We resumed our ascent, moving south around a rocky outcrop, and then north ‘till we were just about above the outcrop. We had thought about continuing north across the bowl to reach the tree-covered east ridge (it is the way my partner approached it many years ago) but the idea of crossing the bowl above rock outcroppings was not enticing so I instead cut west, directly up the fall line (the bowl is not that steep there). When it got a bit steeper, I starting moving slightly south of west (north would have taken me above the rocks again). My thought was to gain the ridge as soon as possible and then travel on the relative safety of the ridge. After climbing another 150 feet I felt a startling large whumph. I relaxed for a split second because nothing seemed to be moving but my partner told me “heads up” and when I did look up I realized that the trigger had propagated about 150-feet upslope, to near the ridge. By then, snow was already sliding towards me and I had little time to react. I assessed that the sliding snow was not very deep and not moving very fast and decided to try and dig my edges in. It worked for a second but eventually knocked me off my feet. I glided helplessly past my partner, who had been waiting 100-feet behind on the skin track. He did not get caught. I slid about 250-vertical feet, to near where had done our ECT. I never picked up too much speed and had plenty of time to think about doing what I could to stay on the surface (kind of star-fished on my back seemed to work). The snow was relatively dense but not cohesive. When the sluff started to slow down to a stop I stood up as tall as I could to hopefully keep my head above the snow. Turns out it never got higher than my thighs and I was able to get out with little effort. There is an annotated picture below.
In trying to analyze what we did right and/or wrong I believe that our biggest mistake was to underestimate the effect of wind loading near the ridge, and the fact that the new/old snow interface could be (was) vastly different 250-feet higher in elevation. Ironically, last week after touring in Beehive I personally reported isolated wind slabs, which may be what got me today. My partner expressed that for him, it was the failure to factor in the “new snow,” having been lulled into a misguided sense that we have now transitioned into spring skiing with a hard settled base. The fact that we do not share the same view may be an indication that we are not communicating as well as we should. Anyhow, what I think we did right was to be continually assessing the “what-ifs” as we were choosing our line of ascent. I think it is what saved us from any serious consequences. I basically slid down the hill on a giant snow couch until I came to a stop. Still, it was an unsettling experience.

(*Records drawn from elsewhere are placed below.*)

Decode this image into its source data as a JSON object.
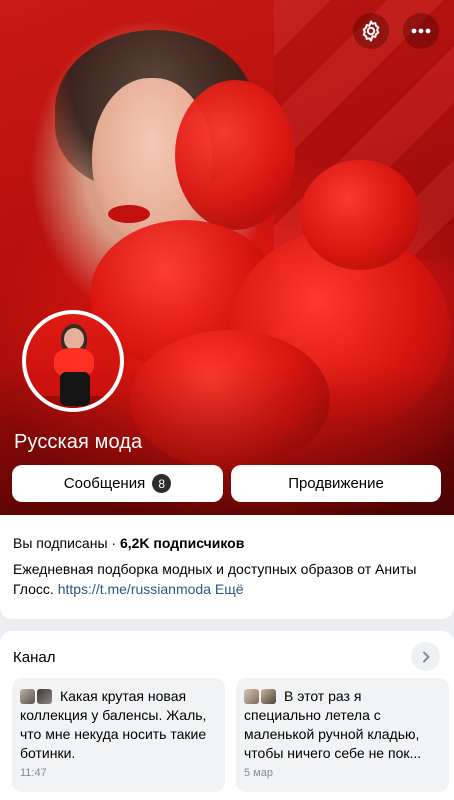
{
  "header": {
    "settings_icon": "gear-icon",
    "more_icon": "more-horizontal-icon"
  },
  "community": {
    "name": "Русская мода"
  },
  "actions": {
    "messages_label": "Сообщения",
    "messages_count": "8",
    "promotion_label": "Продвижение"
  },
  "info": {
    "subscribed_text": "Вы подписаны · ",
    "subscribers_text": "6,2K подписчиков",
    "description": "Ежедневная подборка модных и доступных образов от Аниты Глосс. ",
    "link": "https://t.me/russianmoda",
    "more_label": "Ещё"
  },
  "channel": {
    "title": "Канал",
    "arrow_icon": "chevron-right-icon",
    "posts": [
      {
        "text": "Какая крутая новая коллекция у баленсы. Жаль, что мне некуда носить такие ботинки.",
        "time": "11:47"
      },
      {
        "text": "В этот раз я специально летела с маленькой ручной кладью, чтобы ничего себе не пок...",
        "time": "5 мар"
      }
    ]
  },
  "colors": {
    "hero_red": "#c91a14",
    "link": "#2a5885",
    "badge": "#2c2d2e",
    "muted": "#818c99"
  }
}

Incidentally, on our way out we watched two skiers climbing to the top of a gully on the SE face of Blackmore, which made me nervous. When I looked up again five minutes later, the gully had slid. Luckily, based on their tracks it looks like they triggered it from the top without getting caught and then skied it. The first skier was already at the bottom and the second was on his way down. Maybe you will get a report from that in your mailbox too.

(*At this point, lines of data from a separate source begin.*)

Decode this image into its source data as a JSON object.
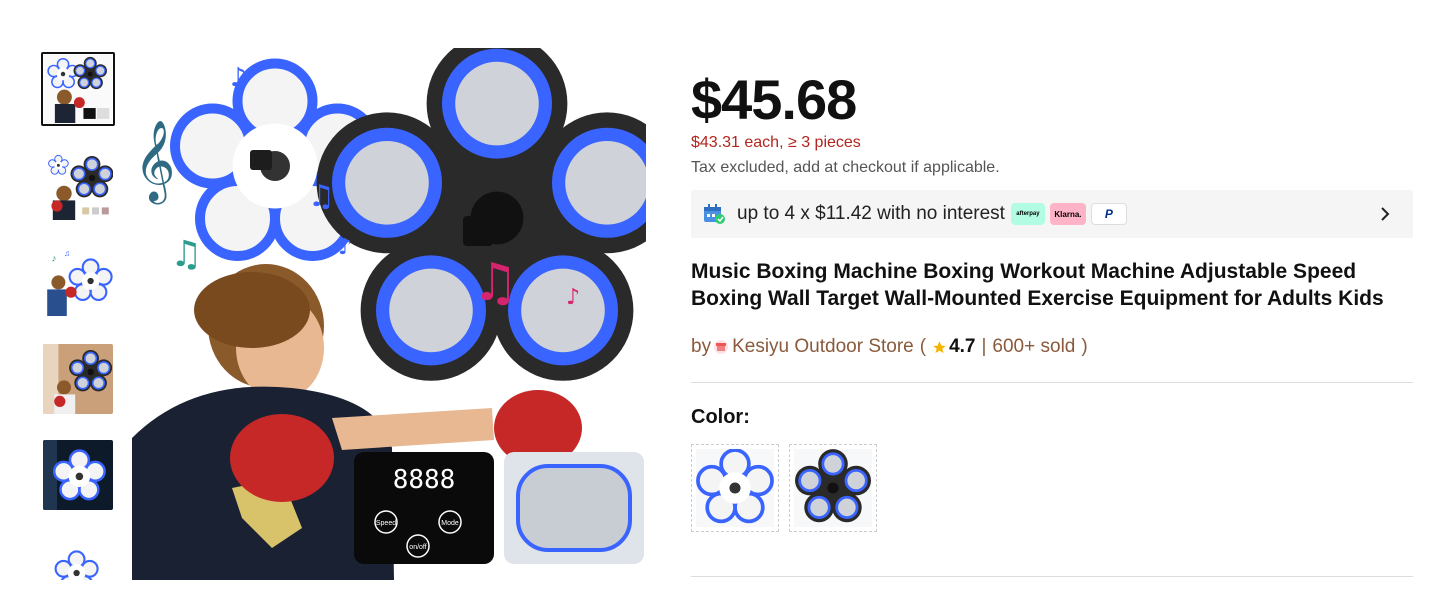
{
  "gallery": {
    "thumbnails": [
      {
        "name": "thumbnail-1",
        "active": true
      },
      {
        "name": "thumbnail-2",
        "active": false
      },
      {
        "name": "thumbnail-3",
        "active": false
      },
      {
        "name": "thumbnail-4",
        "active": false
      },
      {
        "name": "thumbnail-5",
        "active": false
      },
      {
        "name": "thumbnail-6",
        "active": false
      }
    ],
    "main_image": {
      "display_digits": "8888",
      "button_speed": "Speed",
      "button_mode": "Mode",
      "button_onoff": "on/off"
    }
  },
  "product": {
    "price": "$45.68",
    "bulk_price": "$43.31 each, ≥ 3 pieces",
    "tax_note": "Tax excluded, add at checkout if applicable.",
    "installment": {
      "text": "up to 4 x $11.42 with no interest",
      "providers": [
        "afterpay",
        "Klarna.",
        "P"
      ]
    },
    "title": "Music Boxing Machine Boxing Workout Machine Adjustable Speed Boxing Wall Target Wall-Mounted Exercise Equipment for Adults Kids",
    "seller": {
      "by": "by",
      "store_name": "Kesiyu Outdoor Store",
      "open_paren": "(",
      "rating": "4.7",
      "separator": "|",
      "sold": "600+ sold",
      "close_paren": ")"
    },
    "color_label": "Color:",
    "colors": [
      "white",
      "black"
    ]
  },
  "colors": {
    "price_red": "#b3261e",
    "seller_brown": "#8a5a3c",
    "led_blue": "#2f5bff",
    "star_gold": "#f5b400"
  },
  "icons": {
    "installment": "calendar-icon",
    "chevron": "chevron-right-icon",
    "star": "star-icon",
    "store": "store-icon"
  }
}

Number of slides: 1
- Number caught: 1
- Number buried: 0
- Number killed: 0
- Avalanche Type: Soft slab avalanche
- Trigger: Skier
- Trigger Modifier: c-A controlled or intentional release by the indicated trigger
- R size: 2
- D size: 1.5
- Bed Surface: I – Interface between new and old snow
- Problem Type: New Snow
- Slab Thickness: 10.0 inches
- Vertical Fall: 500ft
- Slab Width: 200.00ft